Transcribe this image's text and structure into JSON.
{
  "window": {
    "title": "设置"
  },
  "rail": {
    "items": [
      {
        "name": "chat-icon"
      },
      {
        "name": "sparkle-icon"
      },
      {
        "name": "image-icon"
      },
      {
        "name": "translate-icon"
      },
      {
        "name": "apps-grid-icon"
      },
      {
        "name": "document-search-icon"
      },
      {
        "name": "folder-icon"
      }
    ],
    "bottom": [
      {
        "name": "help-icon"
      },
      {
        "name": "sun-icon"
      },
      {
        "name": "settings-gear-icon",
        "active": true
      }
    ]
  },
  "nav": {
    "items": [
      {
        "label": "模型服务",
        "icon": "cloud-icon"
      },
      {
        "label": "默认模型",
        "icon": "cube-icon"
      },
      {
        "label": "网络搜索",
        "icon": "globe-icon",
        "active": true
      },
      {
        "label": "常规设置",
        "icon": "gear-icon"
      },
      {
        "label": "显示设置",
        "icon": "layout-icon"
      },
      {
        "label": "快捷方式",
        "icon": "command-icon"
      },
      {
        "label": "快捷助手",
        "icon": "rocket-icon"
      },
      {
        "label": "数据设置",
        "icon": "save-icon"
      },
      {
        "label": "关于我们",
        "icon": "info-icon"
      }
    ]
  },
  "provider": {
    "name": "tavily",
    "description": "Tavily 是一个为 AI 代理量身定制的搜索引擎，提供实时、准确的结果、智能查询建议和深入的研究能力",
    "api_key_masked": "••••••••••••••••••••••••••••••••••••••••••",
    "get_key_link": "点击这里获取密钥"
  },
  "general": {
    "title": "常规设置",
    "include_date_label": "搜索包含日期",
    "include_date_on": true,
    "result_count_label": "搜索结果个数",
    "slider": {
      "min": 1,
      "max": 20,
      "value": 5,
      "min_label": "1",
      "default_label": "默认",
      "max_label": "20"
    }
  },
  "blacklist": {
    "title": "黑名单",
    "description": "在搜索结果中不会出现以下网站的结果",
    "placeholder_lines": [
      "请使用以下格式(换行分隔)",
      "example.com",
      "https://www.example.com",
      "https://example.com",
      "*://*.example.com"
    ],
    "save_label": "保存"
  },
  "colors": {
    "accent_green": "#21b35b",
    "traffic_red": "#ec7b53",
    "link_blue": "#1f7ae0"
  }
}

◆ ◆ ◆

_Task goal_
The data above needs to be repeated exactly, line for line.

_Solved problem_
Transcribe this image's text and structure into JSON.
{
  "window": {
    "title": "设置"
  },
  "rail": {
    "items": [
      {
        "name": "chat-icon"
      },
      {
        "name": "sparkle-icon"
      },
      {
        "name": "image-icon"
      },
      {
        "name": "translate-icon"
      },
      {
        "name": "apps-grid-icon"
      },
      {
        "name": "document-search-icon"
      },
      {
        "name": "folder-icon"
      }
    ],
    "bottom": [
      {
        "name": "help-icon"
      },
      {
        "name": "sun-icon"
      },
      {
        "name": "settings-gear-icon",
        "active": true
      }
    ]
  },
  "nav": {
    "items": [
      {
        "label": "模型服务",
        "icon": "cloud-icon"
      },
      {
        "label": "默认模型",
        "icon": "cube-icon"
      },
      {
        "label": "网络搜索",
        "icon": "globe-icon",
        "active": true
      },
      {
        "label": "常规设置",
        "icon": "gear-icon"
      },
      {
        "label": "显示设置",
        "icon": "layout-icon"
      },
      {
        "label": "快捷方式",
        "icon": "command-icon"
      },
      {
        "label": "快捷助手",
        "icon": "rocket-icon"
      },
      {
        "label": "数据设置",
        "icon": "save-icon"
      },
      {
        "label": "关于我们",
        "icon": "info-icon"
      }
    ]
  },
  "provider": {
    "name": "tavily",
    "description": "Tavily 是一个为 AI 代理量身定制的搜索引擎，提供实时、准确的结果、智能查询建议和深入的研究能力",
    "api_key_masked": "••••••••••••••••••••••••••••••••••••••••••",
    "get_key_link": "点击这里获取密钥"
  },
  "general": {
    "title": "常规设置",
    "include_date_label": "搜索包含日期",
    "include_date_on": true,
    "result_count_label": "搜索结果个数",
    "slider": {
      "min": 1,
      "max": 20,
      "value": 5,
      "min_label": "1",
      "default_label": "默认",
      "max_label": "20"
    }
  },
  "blacklist": {
    "title": "黑名单",
    "description": "在搜索结果中不会出现以下网站的结果",
    "placeholder_lines": [
      "请使用以下格式(换行分隔)",
      "example.com",
      "https://www.example.com",
      "https://example.com",
      "*://*.example.com"
    ],
    "save_label": "保存"
  },
  "colors": {
    "accent_green": "#21b35b",
    "traffic_red": "#ec7b53",
    "link_blue": "#1f7ae0"
  }
}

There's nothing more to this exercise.